» **Action item**: For each line below that contains the string "label", copy that line.

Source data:
◇ ◇ ◇ ◇ ◇ ◇ ◇

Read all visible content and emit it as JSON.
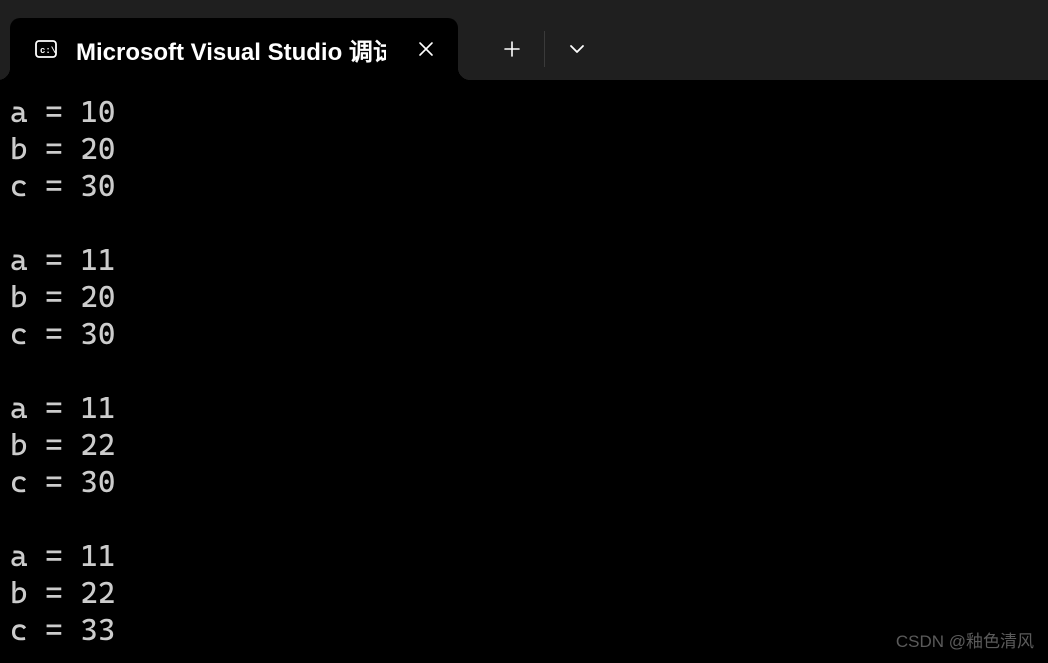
{
  "tab": {
    "title": "Microsoft Visual Studio 调试控",
    "icon_name": "terminal-icon"
  },
  "console": {
    "lines": [
      "a = 10",
      "b = 20",
      "c = 30",
      "",
      "a = 11",
      "b = 20",
      "c = 30",
      "",
      "a = 11",
      "b = 22",
      "c = 30",
      "",
      "a = 11",
      "b = 22",
      "c = 33"
    ]
  },
  "watermark": "CSDN @釉色清风"
}
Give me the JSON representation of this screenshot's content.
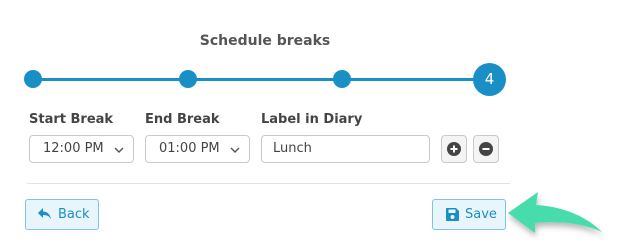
{
  "title": "Schedule breaks",
  "stepper": {
    "current_step": "4"
  },
  "fields": {
    "start": {
      "label": "Start Break",
      "value": "12:00 PM"
    },
    "end": {
      "label": "End Break",
      "value": "01:00 PM"
    },
    "diary": {
      "label": "Label in Diary",
      "value": "Lunch"
    }
  },
  "buttons": {
    "back": "Back",
    "save": "Save"
  },
  "colors": {
    "accent": "#1a8fc6",
    "arrow": "#46dcab"
  }
}
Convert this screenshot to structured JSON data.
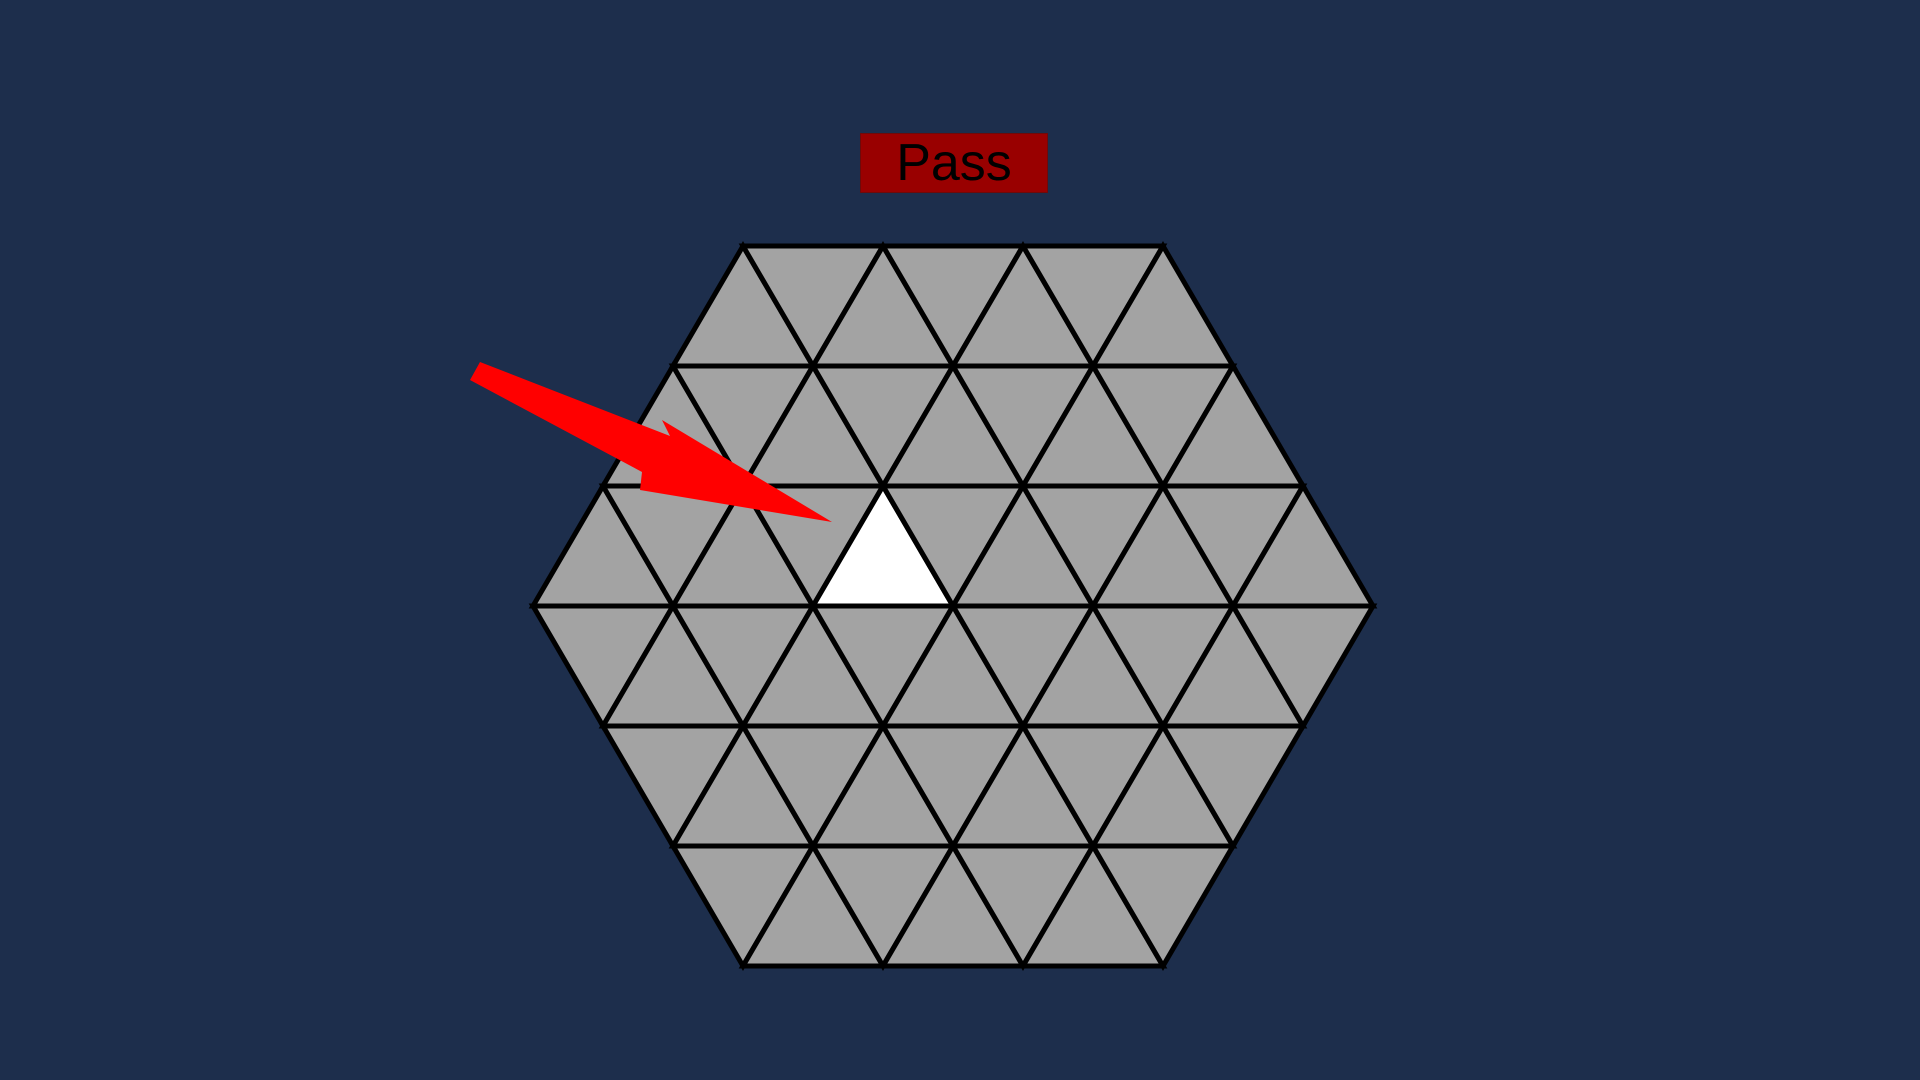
{
  "pass_button": {
    "label": "Pass"
  },
  "board": {
    "shape": "hexagon",
    "side_length_in_triangles": 3,
    "total_triangles": 54,
    "selected_cell": {
      "row": 2,
      "index": 4
    },
    "colors": {
      "background": "#1d2e4c",
      "cell_fill": "#a3a3a3",
      "selected_fill": "#ffffff",
      "grid_line": "#000000",
      "button_fill": "#990000",
      "pointer_arrow": "#ff0000"
    }
  },
  "pointer": {
    "icon": "red-arrow-icon",
    "target": "selected-cell"
  }
}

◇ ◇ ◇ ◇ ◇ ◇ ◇

» **Result of this exercise**:
      "label": "Start Break",
      "label": "End Break",
      "label": "Label in Diary",
    "label": "Pass"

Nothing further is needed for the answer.